# [INPUT]
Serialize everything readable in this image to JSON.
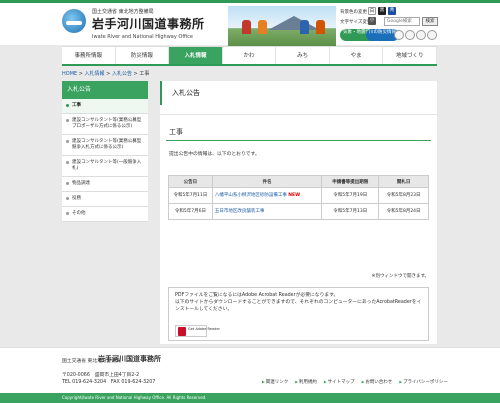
{
  "header": {
    "org_small": "国土交通省 東北地方整備局",
    "org_name": "岩手河川国道事務所",
    "org_en": "Iwate River and National Highway Office",
    "util": {
      "page_color": "背景色の変更",
      "font_size": "文字サイズ変更",
      "color_btns": [
        "白",
        "黒",
        "青"
      ],
      "size_btns": [
        "小",
        "中",
        "大"
      ],
      "search_placeholder": "Google検索",
      "search_button": "検索",
      "pill_label": "気象・地震情報",
      "pill_label2": "川の防災情報"
    }
  },
  "nav": {
    "items": [
      "事務所情報",
      "防災情報",
      "入札情報",
      "かわ",
      "みち",
      "やま",
      "地域づくり"
    ],
    "active_index": 2
  },
  "breadcrumb": {
    "items": [
      "HOME",
      "入札情報",
      "入札公告",
      "工事"
    ],
    "separator": " > "
  },
  "sidebar": {
    "title": "入札公告",
    "items": [
      "工事",
      "建設コンサルタント等(業務公募型プロポーザル方式に係る公示)",
      "建設コンサルタント等(業務公募型競争入札方式に係る公示)",
      "建設コンサルタント等(一般競争入札)",
      "物品調達",
      "役務",
      "その他"
    ]
  },
  "main": {
    "page_title": "入札公告",
    "section_title": "工事",
    "intro": "提出公告中の情報は、以下のとおりです。",
    "table": {
      "headers": [
        "公告日",
        "件名",
        "申請書等提出期限",
        "開札日"
      ],
      "rows": [
        {
          "date": "令和5年7月11日",
          "name": "八幡平山系小柳沢地区砂防設備工事",
          "new": "NEW",
          "deadline": "令和5年7月19日",
          "opening": "令和5年8月23日"
        },
        {
          "date": "令和5年7月6日",
          "name": "五日市地区改良舗装工事",
          "new": "",
          "deadline": "令和5年7月13日",
          "opening": "令和5年8月24日"
        }
      ]
    },
    "window_note": "※別ウィンドウで開きます。",
    "pdf_notice": "PDFファイルをご覧になるにはAdobe Acrobat Readerが必要になります。",
    "pdf_notice2": "以下のサイトからダウンロードすることができますので、それぞれのコンピューターにあったAcrobatReaderをインストールしてください。",
    "reader_badge": "Get Adobe Reader"
  },
  "footer": {
    "org_small": "国土交通省 東北地方整備局",
    "org_name": "岩手河川国道事務所",
    "address": "〒020-0066　盛岡市上田4丁目2-2",
    "tel": "TEL 019-624-3204　FAX 019-624-3207",
    "links": [
      "関連リンク",
      "利用規約",
      "サイトマップ",
      "お問い合わせ",
      "プライバシーポリシー"
    ],
    "copyright": "Copyright(Iwate River and National Highway Office. All Rights Reserved."
  },
  "colors": {
    "accent": "#3aa35f",
    "link": "#1a5ca8",
    "new": "#dd0000"
  }
}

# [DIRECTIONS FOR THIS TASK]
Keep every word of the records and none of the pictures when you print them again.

# [ANSWER BELOW]
Serialize everything readable in this image to JSON.
{
  "header": {
    "org_small": "国土交通省 東北地方整備局",
    "org_name": "岩手河川国道事務所",
    "org_en": "Iwate River and National Highway Office",
    "util": {
      "page_color": "背景色の変更",
      "font_size": "文字サイズ変更",
      "color_btns": [
        "白",
        "黒",
        "青"
      ],
      "size_btns": [
        "小",
        "中",
        "大"
      ],
      "search_placeholder": "Google検索",
      "search_button": "検索",
      "pill_label": "気象・地震情報",
      "pill_label2": "川の防災情報"
    }
  },
  "nav": {
    "items": [
      "事務所情報",
      "防災情報",
      "入札情報",
      "かわ",
      "みち",
      "やま",
      "地域づくり"
    ],
    "active_index": 2
  },
  "breadcrumb": {
    "items": [
      "HOME",
      "入札情報",
      "入札公告",
      "工事"
    ],
    "separator": " > "
  },
  "sidebar": {
    "title": "入札公告",
    "items": [
      "工事",
      "建設コンサルタント等(業務公募型プロポーザル方式に係る公示)",
      "建設コンサルタント等(業務公募型競争入札方式に係る公示)",
      "建設コンサルタント等(一般競争入札)",
      "物品調達",
      "役務",
      "その他"
    ]
  },
  "main": {
    "page_title": "入札公告",
    "section_title": "工事",
    "intro": "提出公告中の情報は、以下のとおりです。",
    "table": {
      "headers": [
        "公告日",
        "件名",
        "申請書等提出期限",
        "開札日"
      ],
      "rows": [
        {
          "date": "令和5年7月11日",
          "name": "八幡平山系小柳沢地区砂防設備工事",
          "new": "NEW",
          "deadline": "令和5年7月19日",
          "opening": "令和5年8月23日"
        },
        {
          "date": "令和5年7月6日",
          "name": "五日市地区改良舗装工事",
          "new": "",
          "deadline": "令和5年7月13日",
          "opening": "令和5年8月24日"
        }
      ]
    },
    "window_note": "※別ウィンドウで開きます。",
    "pdf_notice": "PDFファイルをご覧になるにはAdobe Acrobat Readerが必要になります。",
    "pdf_notice2": "以下のサイトからダウンロードすることができますので、それぞれのコンピューターにあったAcrobatReaderをインストールしてください。",
    "reader_badge": "Get Adobe Reader"
  },
  "footer": {
    "org_small": "国土交通省 東北地方整備局",
    "org_name": "岩手河川国道事務所",
    "address": "〒020-0066　盛岡市上田4丁目2-2",
    "tel": "TEL 019-624-3204　FAX 019-624-3207",
    "links": [
      "関連リンク",
      "利用規約",
      "サイトマップ",
      "お問い合わせ",
      "プライバシーポリシー"
    ],
    "copyright": "Copyright(Iwate River and National Highway Office. All Rights Reserved."
  },
  "colors": {
    "accent": "#3aa35f",
    "link": "#1a5ca8",
    "new": "#dd0000"
  }
}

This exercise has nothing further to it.